In Gisborne there has also been a 20c difference in the petrol price between petrol stations — a good reason to shop around and get the best deal.

Higher petrol prices do hurt. However, the pain is being cushioned by our economy growing and more jobs being created. Also helping is the boosted family support and winter energy payments.

Freight companies in most cases will pass on the increased fuel cost. This could push up prices at the supermarket. Many households may have to cut costs to manage. That could mean driving less, sharing a ride or shifting to a cheaper car to run.

Right now it may mean cutting costs like how much we spend at the supermarket, on holidays or on coffee. The international oil price has bounced up 50 percent. More maybe to come.

We are entering a long period of higher fuel prices. Gisborne is geographically isolated. We have good reason to reduce our fuel use.

For forestry, some more isolated blocks may be less viable to log. This is the reality of markets and is the forest owners’ risk. The recent 10 percent drop in the kiwi dollar will help log exporters, farmers and growers.

In Gisborne forestry is being supported by large roading investments for forestry routes paid for by the taxpayer, ratepayer and industry. It also receives large tree-planting subsidies designed for soil and water quality protection. It has to lift its environmental game for this support to continue. It’s our councillors’ responsibility to ensure this happens.

Our Prime Minister Jacinda Ardern’s initial response to fuel price rises has been to give urgency to new tools for the Commerce Commission to drive competition. This looks a good move. The margins of the major fuel companies have gone up 100 percent over the past 10 years and some of the regional price differences are wonky.

Importantly, the supermarket industry will also come under early, close and well justified scrutiny. This will help moderate inflation pressures.

For Gisborne there is a risk the petrol industry review may lead to some of our recent price advantage ebbing away, if the fuel companies move focus to other regions.

Inflation can hurt a government. Voters don’t like prices going up. The Government has options to limit the pain. For example, in a couple of years it could take GST off fresh fruit and veges, rates and the fuel excise to help drop prices. This would be radical, but may not work well. Businesses and councils often just bank “windfall gains” and don’t pass it on to the consumer or ratepayer. The jury is out on whether reducing GST on these items is a good response.

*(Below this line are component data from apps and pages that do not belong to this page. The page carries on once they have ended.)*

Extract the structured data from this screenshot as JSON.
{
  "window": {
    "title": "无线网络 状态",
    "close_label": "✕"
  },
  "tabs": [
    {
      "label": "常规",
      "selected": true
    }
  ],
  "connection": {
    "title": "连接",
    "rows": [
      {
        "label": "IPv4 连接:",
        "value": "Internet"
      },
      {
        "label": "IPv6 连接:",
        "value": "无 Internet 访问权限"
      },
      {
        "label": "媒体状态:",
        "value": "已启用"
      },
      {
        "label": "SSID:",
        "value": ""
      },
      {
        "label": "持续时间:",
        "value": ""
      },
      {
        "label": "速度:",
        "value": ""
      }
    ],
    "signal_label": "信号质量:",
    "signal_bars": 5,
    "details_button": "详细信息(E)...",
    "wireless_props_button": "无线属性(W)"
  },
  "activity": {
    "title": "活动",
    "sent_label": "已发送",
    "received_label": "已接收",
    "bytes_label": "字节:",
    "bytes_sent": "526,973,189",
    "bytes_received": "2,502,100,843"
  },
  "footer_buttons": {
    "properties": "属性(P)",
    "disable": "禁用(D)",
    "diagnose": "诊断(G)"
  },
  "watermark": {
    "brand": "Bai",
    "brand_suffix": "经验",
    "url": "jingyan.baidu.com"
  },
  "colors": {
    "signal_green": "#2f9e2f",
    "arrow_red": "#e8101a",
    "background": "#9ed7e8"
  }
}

My pick is the Government’s large budget surpluses, if they continue, will be used for better infrastructure, better public services and wages, business support and tax cuts in 2021. In the short term I’m still picking there is a strong case for businesses in the regions to be supported by a slower rise in the minimum wage to $18 rather than $20 by 2021.

Your email address will not be published. Comments will display after being approved by a staff member. Comments may be edited for clarity.

Poll

  • Voting please wait...
    Your vote has been cast. Reloading page...
    Are you pleased that New Zealand history will be taught in all schools and kura from 2022?